algal dark taxa

Yves and Oli argue that this widening gap between the number of discovered and described species is problematic, focusing their argument on the fact that these newly discovered species do not have names. They argue that scientific names matter for society, for example because legislation (e.g. CITES) uses species names as currency.

While I agree with most of the paper, in particular the part about promoting an increasing role for developing countries in characterizing their biodiversity, I think that Yves and Oli fail to make a convincing case for their “no name, no game” statement. In my opinion, traditional binomials are not needed for legislation to work or for scientists and non-specialists to communicate about species. When the bird flu hit, the specialist as well as the greater audience knew and understood what H5N1 was. Just like professional and amateur astronomers have no trouble communicating about “55 Cancri e”. What would make biologists different? All one needs to communicate about a species is some sort of identifier, not necessarily a formally described species binomial.

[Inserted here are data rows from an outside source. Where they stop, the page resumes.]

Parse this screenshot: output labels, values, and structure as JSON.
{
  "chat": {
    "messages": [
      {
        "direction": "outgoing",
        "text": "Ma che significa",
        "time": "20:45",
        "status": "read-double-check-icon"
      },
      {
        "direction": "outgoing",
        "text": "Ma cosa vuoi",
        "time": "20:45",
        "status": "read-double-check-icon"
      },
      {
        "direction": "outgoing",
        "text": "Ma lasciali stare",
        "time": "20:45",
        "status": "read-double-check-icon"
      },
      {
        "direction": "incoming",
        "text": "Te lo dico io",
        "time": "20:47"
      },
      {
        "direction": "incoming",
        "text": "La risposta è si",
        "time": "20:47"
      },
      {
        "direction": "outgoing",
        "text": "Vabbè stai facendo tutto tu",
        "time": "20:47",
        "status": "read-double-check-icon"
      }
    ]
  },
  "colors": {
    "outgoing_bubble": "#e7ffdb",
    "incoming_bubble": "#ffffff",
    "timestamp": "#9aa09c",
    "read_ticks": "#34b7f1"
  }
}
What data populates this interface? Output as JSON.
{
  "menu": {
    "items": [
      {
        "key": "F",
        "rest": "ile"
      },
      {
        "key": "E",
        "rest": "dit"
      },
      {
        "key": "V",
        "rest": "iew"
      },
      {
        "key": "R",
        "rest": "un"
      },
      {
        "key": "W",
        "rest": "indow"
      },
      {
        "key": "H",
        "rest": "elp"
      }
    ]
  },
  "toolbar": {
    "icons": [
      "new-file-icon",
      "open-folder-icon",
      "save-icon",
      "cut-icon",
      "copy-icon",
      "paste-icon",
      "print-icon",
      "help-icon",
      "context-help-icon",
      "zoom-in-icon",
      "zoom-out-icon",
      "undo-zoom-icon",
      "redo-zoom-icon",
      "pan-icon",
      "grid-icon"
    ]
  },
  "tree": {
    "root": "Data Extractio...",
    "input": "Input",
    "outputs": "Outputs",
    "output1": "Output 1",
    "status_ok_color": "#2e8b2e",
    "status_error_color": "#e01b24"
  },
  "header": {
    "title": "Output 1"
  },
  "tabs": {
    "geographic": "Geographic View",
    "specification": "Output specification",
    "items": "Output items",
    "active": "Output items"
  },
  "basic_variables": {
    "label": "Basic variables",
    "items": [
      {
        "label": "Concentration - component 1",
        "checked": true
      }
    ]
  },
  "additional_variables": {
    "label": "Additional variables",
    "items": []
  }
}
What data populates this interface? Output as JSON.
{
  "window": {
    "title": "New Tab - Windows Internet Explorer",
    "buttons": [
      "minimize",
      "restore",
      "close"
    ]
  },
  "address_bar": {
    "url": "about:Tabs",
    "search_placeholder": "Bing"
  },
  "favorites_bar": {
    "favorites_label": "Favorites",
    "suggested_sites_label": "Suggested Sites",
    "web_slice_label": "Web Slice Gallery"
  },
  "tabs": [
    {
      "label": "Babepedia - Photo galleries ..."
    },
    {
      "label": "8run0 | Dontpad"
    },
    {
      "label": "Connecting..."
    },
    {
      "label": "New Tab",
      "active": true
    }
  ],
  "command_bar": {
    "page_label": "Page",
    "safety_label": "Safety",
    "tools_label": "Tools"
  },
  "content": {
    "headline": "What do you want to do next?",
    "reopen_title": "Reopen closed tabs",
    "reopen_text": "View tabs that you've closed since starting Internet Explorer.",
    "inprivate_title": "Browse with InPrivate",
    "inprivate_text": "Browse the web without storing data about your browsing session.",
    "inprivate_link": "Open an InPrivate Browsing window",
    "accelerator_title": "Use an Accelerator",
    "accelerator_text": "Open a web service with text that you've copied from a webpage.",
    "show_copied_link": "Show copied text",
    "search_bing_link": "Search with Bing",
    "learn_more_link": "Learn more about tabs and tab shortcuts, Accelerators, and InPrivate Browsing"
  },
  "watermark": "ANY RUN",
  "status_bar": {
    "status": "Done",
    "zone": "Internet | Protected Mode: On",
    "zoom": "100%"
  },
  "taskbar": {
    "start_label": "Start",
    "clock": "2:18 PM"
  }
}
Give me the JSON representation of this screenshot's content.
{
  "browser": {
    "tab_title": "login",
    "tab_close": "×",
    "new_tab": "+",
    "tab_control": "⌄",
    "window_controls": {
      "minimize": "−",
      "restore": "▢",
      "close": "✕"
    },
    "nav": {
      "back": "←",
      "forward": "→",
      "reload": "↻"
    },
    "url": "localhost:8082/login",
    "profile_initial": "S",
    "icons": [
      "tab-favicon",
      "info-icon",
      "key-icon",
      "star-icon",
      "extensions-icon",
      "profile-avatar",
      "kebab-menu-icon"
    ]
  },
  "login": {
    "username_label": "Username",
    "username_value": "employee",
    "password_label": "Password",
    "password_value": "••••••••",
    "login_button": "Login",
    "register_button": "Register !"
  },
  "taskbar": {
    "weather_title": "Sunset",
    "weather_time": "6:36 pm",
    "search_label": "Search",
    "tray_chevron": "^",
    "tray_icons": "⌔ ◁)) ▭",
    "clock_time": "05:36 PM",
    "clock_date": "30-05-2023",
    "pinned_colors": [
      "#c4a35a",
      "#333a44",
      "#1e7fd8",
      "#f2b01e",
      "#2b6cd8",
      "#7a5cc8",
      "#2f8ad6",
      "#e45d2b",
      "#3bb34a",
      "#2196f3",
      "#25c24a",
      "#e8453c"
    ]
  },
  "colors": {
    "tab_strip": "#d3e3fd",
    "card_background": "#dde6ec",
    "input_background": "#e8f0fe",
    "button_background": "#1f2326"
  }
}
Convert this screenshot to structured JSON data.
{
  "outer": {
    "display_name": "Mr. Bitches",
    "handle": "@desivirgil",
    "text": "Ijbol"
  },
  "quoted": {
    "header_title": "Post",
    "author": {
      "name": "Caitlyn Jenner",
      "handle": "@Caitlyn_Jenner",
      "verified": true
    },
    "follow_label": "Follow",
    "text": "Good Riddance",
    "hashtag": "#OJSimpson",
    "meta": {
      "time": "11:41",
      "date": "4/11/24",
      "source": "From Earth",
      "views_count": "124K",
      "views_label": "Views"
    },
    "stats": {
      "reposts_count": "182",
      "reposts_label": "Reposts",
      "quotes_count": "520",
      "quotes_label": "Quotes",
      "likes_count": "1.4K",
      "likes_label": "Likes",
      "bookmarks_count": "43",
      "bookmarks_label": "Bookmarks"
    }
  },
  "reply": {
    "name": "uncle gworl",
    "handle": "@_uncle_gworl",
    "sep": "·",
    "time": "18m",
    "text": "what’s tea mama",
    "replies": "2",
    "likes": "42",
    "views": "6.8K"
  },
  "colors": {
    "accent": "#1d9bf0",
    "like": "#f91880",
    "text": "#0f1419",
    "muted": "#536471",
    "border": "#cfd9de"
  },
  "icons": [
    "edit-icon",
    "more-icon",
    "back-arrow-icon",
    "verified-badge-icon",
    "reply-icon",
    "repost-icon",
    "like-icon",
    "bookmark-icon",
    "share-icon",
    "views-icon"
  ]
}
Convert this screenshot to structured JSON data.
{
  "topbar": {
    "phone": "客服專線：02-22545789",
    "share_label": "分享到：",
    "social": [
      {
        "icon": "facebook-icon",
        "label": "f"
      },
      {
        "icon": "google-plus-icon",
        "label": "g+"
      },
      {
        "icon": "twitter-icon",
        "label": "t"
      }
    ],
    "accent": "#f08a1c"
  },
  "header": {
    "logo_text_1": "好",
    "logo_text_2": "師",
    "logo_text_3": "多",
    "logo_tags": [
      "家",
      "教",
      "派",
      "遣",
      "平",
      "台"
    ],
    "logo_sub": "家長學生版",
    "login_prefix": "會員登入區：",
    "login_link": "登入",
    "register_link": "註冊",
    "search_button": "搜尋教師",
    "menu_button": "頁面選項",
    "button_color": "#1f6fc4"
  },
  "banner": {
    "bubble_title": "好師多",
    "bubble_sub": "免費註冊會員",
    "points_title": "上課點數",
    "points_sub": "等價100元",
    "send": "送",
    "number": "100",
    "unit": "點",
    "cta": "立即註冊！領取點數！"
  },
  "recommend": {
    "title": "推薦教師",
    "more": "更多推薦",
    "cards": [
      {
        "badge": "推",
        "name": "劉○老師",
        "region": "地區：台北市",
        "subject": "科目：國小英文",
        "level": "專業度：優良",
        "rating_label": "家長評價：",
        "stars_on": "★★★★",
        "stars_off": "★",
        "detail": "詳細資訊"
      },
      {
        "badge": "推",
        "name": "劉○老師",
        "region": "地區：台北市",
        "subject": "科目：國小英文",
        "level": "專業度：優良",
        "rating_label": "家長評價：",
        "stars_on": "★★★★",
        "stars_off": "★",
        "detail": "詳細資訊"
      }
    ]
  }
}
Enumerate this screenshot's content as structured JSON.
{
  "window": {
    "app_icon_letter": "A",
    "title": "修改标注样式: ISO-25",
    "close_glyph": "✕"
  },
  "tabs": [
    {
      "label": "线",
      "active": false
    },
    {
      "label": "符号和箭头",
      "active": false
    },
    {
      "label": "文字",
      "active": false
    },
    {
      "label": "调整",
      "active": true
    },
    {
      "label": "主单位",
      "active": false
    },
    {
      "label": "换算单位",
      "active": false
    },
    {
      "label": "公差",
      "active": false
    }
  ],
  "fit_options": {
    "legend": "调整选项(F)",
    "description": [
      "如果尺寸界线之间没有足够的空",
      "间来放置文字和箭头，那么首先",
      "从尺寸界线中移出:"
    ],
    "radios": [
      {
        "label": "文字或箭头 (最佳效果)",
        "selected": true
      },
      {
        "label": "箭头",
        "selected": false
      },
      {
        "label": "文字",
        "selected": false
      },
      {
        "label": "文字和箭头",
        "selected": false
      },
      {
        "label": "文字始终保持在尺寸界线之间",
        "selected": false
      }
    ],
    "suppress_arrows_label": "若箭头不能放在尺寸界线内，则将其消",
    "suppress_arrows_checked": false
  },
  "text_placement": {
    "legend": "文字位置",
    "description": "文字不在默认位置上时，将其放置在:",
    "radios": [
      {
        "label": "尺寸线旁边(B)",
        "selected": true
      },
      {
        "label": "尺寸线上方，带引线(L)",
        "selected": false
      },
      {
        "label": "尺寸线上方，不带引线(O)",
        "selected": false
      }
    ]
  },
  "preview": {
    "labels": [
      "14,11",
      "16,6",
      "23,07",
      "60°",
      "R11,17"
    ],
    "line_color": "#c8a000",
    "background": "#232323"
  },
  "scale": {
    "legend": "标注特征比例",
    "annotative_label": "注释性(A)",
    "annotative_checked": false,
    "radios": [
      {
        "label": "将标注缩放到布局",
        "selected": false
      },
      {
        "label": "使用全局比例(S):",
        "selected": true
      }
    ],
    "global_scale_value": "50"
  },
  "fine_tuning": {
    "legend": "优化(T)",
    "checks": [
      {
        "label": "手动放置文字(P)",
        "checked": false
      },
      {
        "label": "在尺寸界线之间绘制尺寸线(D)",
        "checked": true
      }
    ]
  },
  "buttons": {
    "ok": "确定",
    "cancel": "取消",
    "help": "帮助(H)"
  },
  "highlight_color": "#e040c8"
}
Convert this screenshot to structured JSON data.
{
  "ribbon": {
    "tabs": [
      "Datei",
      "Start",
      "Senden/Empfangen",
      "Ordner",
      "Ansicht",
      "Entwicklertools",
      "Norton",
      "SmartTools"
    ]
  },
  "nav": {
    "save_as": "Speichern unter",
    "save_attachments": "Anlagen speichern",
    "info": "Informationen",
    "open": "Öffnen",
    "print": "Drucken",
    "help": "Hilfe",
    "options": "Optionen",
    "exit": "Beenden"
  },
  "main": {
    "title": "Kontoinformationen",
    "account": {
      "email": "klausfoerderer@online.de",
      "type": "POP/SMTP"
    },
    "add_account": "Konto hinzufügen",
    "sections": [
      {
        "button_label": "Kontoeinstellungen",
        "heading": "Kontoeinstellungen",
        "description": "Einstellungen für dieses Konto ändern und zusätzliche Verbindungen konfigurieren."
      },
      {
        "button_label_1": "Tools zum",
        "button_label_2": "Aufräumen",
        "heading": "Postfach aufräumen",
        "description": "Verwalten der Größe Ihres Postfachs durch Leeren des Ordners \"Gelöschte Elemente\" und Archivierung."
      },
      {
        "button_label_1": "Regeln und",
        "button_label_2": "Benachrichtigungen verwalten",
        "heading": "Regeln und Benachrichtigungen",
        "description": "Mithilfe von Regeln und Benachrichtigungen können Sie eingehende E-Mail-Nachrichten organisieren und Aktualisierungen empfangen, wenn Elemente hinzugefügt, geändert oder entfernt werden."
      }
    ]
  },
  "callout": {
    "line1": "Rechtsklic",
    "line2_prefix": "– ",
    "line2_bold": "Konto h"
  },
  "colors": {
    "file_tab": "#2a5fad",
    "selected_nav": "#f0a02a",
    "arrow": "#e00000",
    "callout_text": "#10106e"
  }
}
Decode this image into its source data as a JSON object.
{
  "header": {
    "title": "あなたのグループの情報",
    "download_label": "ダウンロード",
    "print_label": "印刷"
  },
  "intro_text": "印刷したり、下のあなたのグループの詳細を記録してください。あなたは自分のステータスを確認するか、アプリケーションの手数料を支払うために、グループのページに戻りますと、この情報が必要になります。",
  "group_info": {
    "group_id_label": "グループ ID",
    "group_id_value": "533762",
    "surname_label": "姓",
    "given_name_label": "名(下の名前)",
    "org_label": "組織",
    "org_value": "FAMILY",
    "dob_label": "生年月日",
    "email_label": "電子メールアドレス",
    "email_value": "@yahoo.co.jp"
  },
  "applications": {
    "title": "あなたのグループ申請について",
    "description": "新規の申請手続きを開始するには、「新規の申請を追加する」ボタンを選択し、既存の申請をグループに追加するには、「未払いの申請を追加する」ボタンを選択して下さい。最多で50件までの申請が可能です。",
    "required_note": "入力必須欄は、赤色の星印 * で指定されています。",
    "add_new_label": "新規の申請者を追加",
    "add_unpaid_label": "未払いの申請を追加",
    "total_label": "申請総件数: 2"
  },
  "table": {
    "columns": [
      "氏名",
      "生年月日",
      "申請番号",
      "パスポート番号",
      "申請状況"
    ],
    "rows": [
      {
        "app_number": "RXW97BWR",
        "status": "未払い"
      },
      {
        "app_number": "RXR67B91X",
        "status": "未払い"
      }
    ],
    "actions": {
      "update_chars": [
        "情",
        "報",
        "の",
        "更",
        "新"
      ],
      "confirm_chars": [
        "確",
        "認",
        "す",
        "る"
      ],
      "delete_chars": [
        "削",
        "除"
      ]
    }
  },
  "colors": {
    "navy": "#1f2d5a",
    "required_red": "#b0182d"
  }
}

When it comes to legislation and conservation, I agree that it is important to be able to pinpoint exactly what is being conserved. But once again, does it need a binomial? Not having to go through the process of describing a newly discovered species would permit that species to be conserved more rapidly. Furthermore, for legislative purposes, diagnosability of the species should be more important than the name of the species. And at least for algae, where DNA data have become the gold standard for species delimitation, DNA sequences are rapidly becoming much more reliable for species identification than morphological keys to named species. While the DNA vs. morphology contraposition should not play a major role in this discussion, it is relevant because the great majority of dark taxa are discovered through DNA sequencing and can future collections can easily be identified as the dark taxon in question with a DNA barcode. In other words, DNA sequencing has changed the game, and because of that I think we should think more along the lines of “no name, new game” instead of “no name, no game”.

Once again, I agree with what Yves and Oli wrote about the taxonomic workforce not being large enough to describe the remaining pool of species in understudied groups within a reasonable timeframe using traditional procedures. As do I agree with most other points made in the paper. But do we really need formal species binomials for all newly discovered taxa? Are there arguments that support the “no name, no game” statement that I have overlooked here? Or arguments in favor of the “no name, new game” alternative that I have not mentioned? I welcome your ideas in the comments.